The award of the Grimm Professorship in 1996 follows numerous honors already bestowed upon Sarah Kirsch since she achieved early fame with her volumes of poetry Landaufenthalt (1967), Zaubersprüche (1973) and Rückenwind (1977).
Born in Limlingerode/Südharz on April 16, 1935, after graduating from high school, working in a sugar factory, studying biology and spending two years at the GDR's "school of poetry," the Johannes R. Becher Institute of Literature, she began working as a freelance writer in 1965. Since her divorce from Rainer Kirsch (1968), she lived in East Berlin and worked simultaneously as a journalist, radio author and translator.

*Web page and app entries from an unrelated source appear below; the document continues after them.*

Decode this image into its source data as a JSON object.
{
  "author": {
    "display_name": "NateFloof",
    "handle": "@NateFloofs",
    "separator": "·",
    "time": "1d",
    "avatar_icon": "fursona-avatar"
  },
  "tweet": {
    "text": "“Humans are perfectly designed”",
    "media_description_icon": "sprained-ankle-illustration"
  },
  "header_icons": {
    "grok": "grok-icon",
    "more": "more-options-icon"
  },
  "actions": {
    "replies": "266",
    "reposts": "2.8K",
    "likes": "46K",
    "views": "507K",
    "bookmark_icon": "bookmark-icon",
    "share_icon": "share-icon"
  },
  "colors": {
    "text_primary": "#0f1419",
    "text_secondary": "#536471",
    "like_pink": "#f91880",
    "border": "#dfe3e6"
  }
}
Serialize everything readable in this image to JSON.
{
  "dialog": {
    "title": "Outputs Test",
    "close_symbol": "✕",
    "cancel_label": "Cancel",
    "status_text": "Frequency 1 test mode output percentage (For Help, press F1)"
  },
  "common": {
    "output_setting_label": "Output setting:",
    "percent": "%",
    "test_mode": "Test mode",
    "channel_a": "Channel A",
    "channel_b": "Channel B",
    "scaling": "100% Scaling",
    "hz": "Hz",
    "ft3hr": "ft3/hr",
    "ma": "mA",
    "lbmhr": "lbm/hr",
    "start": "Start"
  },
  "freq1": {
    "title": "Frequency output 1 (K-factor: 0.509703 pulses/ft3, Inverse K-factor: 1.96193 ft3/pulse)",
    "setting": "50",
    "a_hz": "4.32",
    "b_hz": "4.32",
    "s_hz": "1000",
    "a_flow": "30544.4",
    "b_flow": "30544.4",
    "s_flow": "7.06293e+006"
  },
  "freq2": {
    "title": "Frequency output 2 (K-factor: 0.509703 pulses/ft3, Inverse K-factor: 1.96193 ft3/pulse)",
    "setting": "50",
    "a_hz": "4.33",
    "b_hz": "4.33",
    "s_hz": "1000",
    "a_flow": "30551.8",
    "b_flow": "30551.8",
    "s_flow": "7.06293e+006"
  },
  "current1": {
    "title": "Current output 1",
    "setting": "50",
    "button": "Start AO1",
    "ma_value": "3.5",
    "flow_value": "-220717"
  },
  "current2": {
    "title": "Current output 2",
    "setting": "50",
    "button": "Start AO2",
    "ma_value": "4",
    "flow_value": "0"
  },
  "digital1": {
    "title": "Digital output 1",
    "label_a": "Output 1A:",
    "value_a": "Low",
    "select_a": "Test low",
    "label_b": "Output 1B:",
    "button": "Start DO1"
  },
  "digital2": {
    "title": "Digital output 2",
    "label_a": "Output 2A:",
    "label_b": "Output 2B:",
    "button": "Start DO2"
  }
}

She became a political border crosser in 1977, when she left the GDR in the wake of the protests against Wolf Biermann's expatriation and moved to West Berlin. Since 1983, Sarah Kirsch has lived and worked in Schleswig-Holstein, whose landscape and nature have been the subject of much of her poetry ever since.
The GhK also hopes for a stronger connection to the literary scene with the changed selection procedure for the awarding of the Grimm Poetics Professorship. For the first time, the Department of German Studies entrusted the nomination to a renowned critic and connoisseur of contemporary literary life, who will also be responsible for presenting the new Grimm Poetics Professor: Heinz Ludwig Arnold (University of Göttingen), a renowned expert on contemporary German literature, was recruited for the task.
GPP event series with Sarah Kirsch
Sarah Kirsch read at the GhK's Gießhaus on January 16, 17 and 18. Heinz Ludwig Arnold, publisher and founder of the literary magazine Text und Kritik, did the introduction on January 16. The theme of the first evening in the crowded Gießhaus was "Von Haupt- und Nebendrachen." In a captivating, idiosyncratic lecture, in which she formulated her contradictory feelings with the literary audience, addressed her desire to write on "fine Tuscan paper," let the autobiographical cautiously merge into the alienating, and - so not at all ready to be celebrated - hardly noticed the enthusiastic applause at the end, presented herself as a poet of high charisma and persuasive power. On January 17 [...] Sarah Kirsch spoke "Of poets and prose poets". On January 18, the evening event was preceded by a seminar with Sarah Kirsch before she read from her work.